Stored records
◆ ◆ ◆ ◆
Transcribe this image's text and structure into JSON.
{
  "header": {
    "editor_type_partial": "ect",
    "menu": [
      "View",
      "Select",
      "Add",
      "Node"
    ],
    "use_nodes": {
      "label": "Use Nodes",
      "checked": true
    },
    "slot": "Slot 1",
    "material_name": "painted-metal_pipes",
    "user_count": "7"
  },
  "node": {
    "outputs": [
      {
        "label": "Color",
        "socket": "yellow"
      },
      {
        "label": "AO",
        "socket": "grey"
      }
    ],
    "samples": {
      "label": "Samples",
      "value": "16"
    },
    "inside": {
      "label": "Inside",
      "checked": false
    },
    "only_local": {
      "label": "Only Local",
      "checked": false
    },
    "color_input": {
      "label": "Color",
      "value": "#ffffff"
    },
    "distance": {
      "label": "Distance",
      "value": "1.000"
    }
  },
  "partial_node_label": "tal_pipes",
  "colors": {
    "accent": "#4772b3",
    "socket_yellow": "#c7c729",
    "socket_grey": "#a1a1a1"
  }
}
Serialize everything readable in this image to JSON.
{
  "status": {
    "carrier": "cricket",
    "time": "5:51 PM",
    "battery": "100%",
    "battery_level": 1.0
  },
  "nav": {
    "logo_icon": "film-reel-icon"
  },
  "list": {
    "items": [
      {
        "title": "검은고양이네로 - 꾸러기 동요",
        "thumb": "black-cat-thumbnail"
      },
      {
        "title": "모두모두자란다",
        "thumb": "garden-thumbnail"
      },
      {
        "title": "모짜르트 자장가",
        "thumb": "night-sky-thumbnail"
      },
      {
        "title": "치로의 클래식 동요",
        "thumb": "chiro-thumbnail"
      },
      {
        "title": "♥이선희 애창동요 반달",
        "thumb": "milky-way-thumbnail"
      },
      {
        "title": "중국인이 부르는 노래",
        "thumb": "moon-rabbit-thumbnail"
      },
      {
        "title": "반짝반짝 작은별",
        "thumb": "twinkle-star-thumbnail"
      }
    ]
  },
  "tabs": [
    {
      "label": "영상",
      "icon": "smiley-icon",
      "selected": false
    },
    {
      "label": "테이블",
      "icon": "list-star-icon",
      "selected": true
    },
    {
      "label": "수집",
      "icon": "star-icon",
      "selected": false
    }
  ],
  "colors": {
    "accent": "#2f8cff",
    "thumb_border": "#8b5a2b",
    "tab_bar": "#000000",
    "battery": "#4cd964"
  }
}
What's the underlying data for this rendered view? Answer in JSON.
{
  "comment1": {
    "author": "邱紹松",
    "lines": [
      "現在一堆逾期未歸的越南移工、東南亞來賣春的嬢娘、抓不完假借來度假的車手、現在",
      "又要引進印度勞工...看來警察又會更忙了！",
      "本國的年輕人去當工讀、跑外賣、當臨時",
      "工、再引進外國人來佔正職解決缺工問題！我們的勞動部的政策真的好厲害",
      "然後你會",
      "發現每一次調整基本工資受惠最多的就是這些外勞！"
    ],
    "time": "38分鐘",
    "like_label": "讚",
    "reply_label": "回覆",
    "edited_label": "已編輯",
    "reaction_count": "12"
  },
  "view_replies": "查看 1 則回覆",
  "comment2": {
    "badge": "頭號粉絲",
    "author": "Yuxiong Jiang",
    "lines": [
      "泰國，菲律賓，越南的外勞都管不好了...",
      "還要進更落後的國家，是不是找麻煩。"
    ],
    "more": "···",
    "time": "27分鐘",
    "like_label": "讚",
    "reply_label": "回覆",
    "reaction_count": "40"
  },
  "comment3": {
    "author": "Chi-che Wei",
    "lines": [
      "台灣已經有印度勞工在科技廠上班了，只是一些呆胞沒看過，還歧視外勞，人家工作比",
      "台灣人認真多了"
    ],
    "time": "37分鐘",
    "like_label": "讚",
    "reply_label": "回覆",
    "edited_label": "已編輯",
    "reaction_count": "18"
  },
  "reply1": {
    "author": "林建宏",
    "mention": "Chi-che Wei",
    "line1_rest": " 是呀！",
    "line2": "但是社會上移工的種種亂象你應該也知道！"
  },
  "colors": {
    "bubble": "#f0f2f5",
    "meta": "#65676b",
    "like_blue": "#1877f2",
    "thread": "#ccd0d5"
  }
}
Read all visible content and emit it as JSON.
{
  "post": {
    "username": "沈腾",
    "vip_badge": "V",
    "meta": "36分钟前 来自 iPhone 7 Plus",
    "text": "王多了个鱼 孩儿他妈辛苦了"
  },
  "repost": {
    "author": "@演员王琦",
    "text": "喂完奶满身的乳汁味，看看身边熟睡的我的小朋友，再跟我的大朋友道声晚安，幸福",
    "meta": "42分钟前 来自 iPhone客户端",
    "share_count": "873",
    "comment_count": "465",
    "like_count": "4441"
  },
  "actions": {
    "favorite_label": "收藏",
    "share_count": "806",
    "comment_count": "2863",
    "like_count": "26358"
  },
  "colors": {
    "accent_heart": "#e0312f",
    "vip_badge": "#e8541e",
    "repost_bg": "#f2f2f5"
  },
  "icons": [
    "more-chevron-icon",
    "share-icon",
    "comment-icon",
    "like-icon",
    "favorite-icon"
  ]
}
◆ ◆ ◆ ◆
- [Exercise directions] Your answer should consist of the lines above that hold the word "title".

- [Reply]
        "title": "검은고양이네로 - 꾸러기 동요",
        "title": "모두모두자란다",
        "title": "모짜르트 자장가",
        "title": "치로의 클래식 동요",
        "title": "♥이선희 애창동요 반달",
        "title": "중국인이 부르는 노래",
        "title": "반짝반짝 작은별",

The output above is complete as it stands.